- Check the rice to see if it is fully cooked. Use a slotted spoon to lift out a few grains and press the rice between your index finger and thumb. It should feel soft on the outside but still a little hard in the middle.
- Remove the pan from the heat and carefully drain the rice through a sieve (strainer).
- Transfer the rice back into the pan and pour the saffron and milk over the top of the rice.
- Cover with a tight-fitting lid and place the pan back on a medium heat for 7-10 minutes.
- After cooking, remove the pan from the heat and leave the rice to stand for a further 5 minutes before serving.
It was good but it wasn't as fragrant as I thought it would be. Everyone seems to enjoy it though. I have an empty pot at the end of dinner.
Perhaps this is because I used the rice cooker instead and I put a little bit too much water -the rice wasn't fluffy and loose. Unfortunately yesterday night I was rushed for time to prepare dinner so I didn't try out their method.

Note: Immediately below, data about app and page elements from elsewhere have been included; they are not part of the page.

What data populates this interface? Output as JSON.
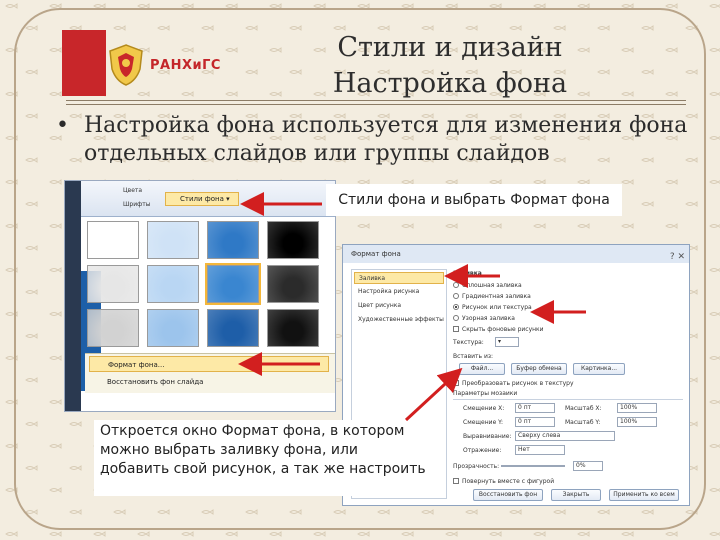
{
  "header": {
    "logo_text": "РАНХиГС",
    "title_line1": "Стили и дизайн",
    "title_line2": "Настройка фона"
  },
  "bullet": {
    "marker": "•",
    "text": "Настройка фона используется для изменения фона отдельных слайдов или группы слайдов"
  },
  "captions": {
    "styles": "Стили фона и выбрать Формат фона",
    "dialog_note": "Откроется окно Формат фона, в котором можно выбрать заливку фона, или добавить свой рисунок, а так же настроить"
  },
  "gallery": {
    "ribbon_colors": "Цвета",
    "ribbon_fonts": "Шрифты",
    "styles_button": "Стили фона",
    "menu_format": "Формат фона...",
    "menu_reset": "Восстановить фон слайда",
    "thumb_fills": [
      "#ffffff",
      "#cfe2f6",
      "#2f79c6",
      "#000000",
      "#e6e6e6",
      "#b9d6f3",
      "#3a86d0",
      "#2b2b2b",
      "#d2d2d2",
      "#9cc4ec",
      "#1e5ea8",
      "#111111"
    ]
  },
  "dialog": {
    "title": "Формат фона",
    "close": "?  ✕",
    "left_items": [
      "Заливка",
      "Настройка рисунка",
      "Цвет рисунка",
      "Художественные эффекты"
    ],
    "section_fill": "Заливка",
    "options": [
      "Сплошная заливка",
      "Градиентная заливка",
      "Рисунок или текстура",
      "Узорная заливка"
    ],
    "hide_graphics": "Скрыть фоновые рисунки",
    "texture_label": "Текстура:",
    "insert_from": "Вставить из:",
    "btn_file": "Файл...",
    "btn_clipboard": "Буфер обмена",
    "btn_clip": "Картинка...",
    "tile_checkbox": "Преобразовать рисунок в текстуру",
    "tile_options": "Параметры мозаики",
    "offset_x_label": "Смещение X:",
    "offset_x": "0 пт",
    "offset_y_label": "Смещение Y:",
    "offset_y": "0 пт",
    "scale_x_label": "Масштаб X:",
    "scale_x": "100%",
    "scale_y_label": "Масштаб Y:",
    "scale_y": "100%",
    "align_label": "Выравнивание:",
    "align_value": "Сверху слева",
    "mirror_label": "Отражение:",
    "mirror_value": "Нет",
    "transparency_label": "Прозрачность:",
    "transparency_value": "0%",
    "rotate_checkbox": "Повернуть вместе с фигурой",
    "btn_reset": "Восстановить фон",
    "btn_close": "Закрыть",
    "btn_apply_all": "Применить ко всем"
  },
  "colors": {
    "accent_red": "#c8262a",
    "arrow_red": "#d21f1f",
    "selection": "#fde9a6"
  }
}
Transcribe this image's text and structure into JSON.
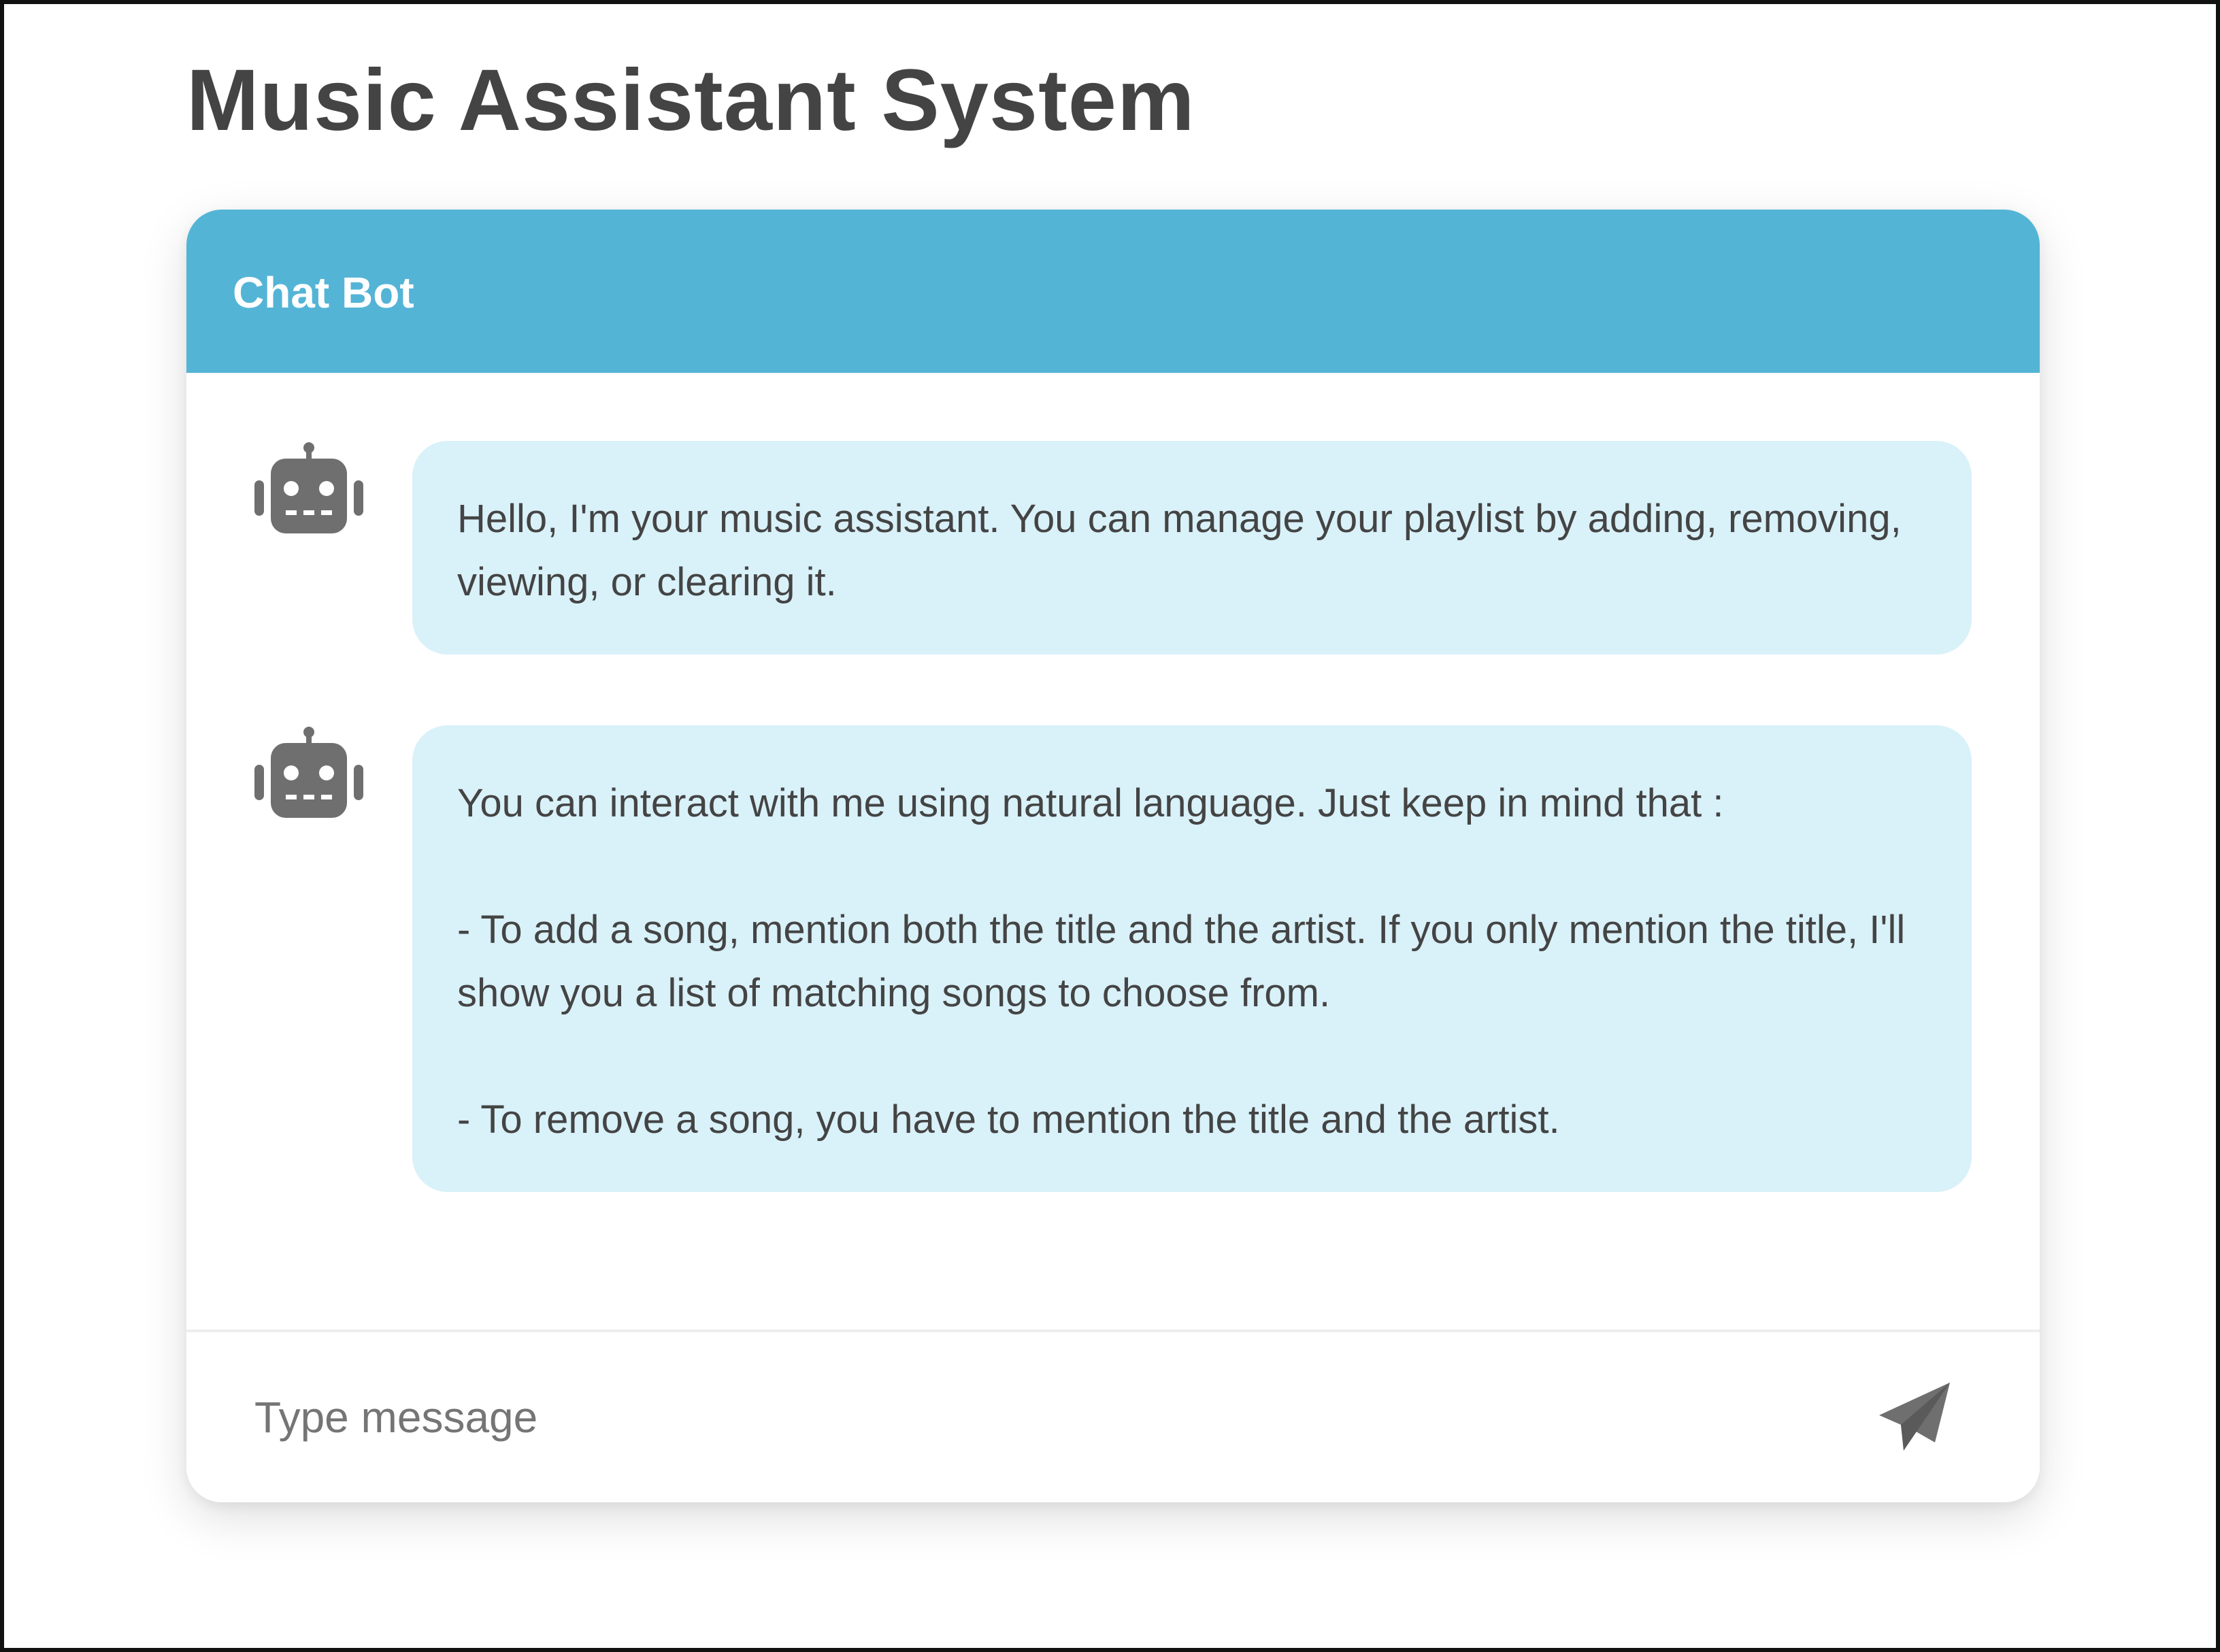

And also the book asked for green cardamom pods but I didn't have any so I used white cardamom instead. I don't know whether this has any effect on the final results or not. Will have to try this recipe another time and let you know the differences.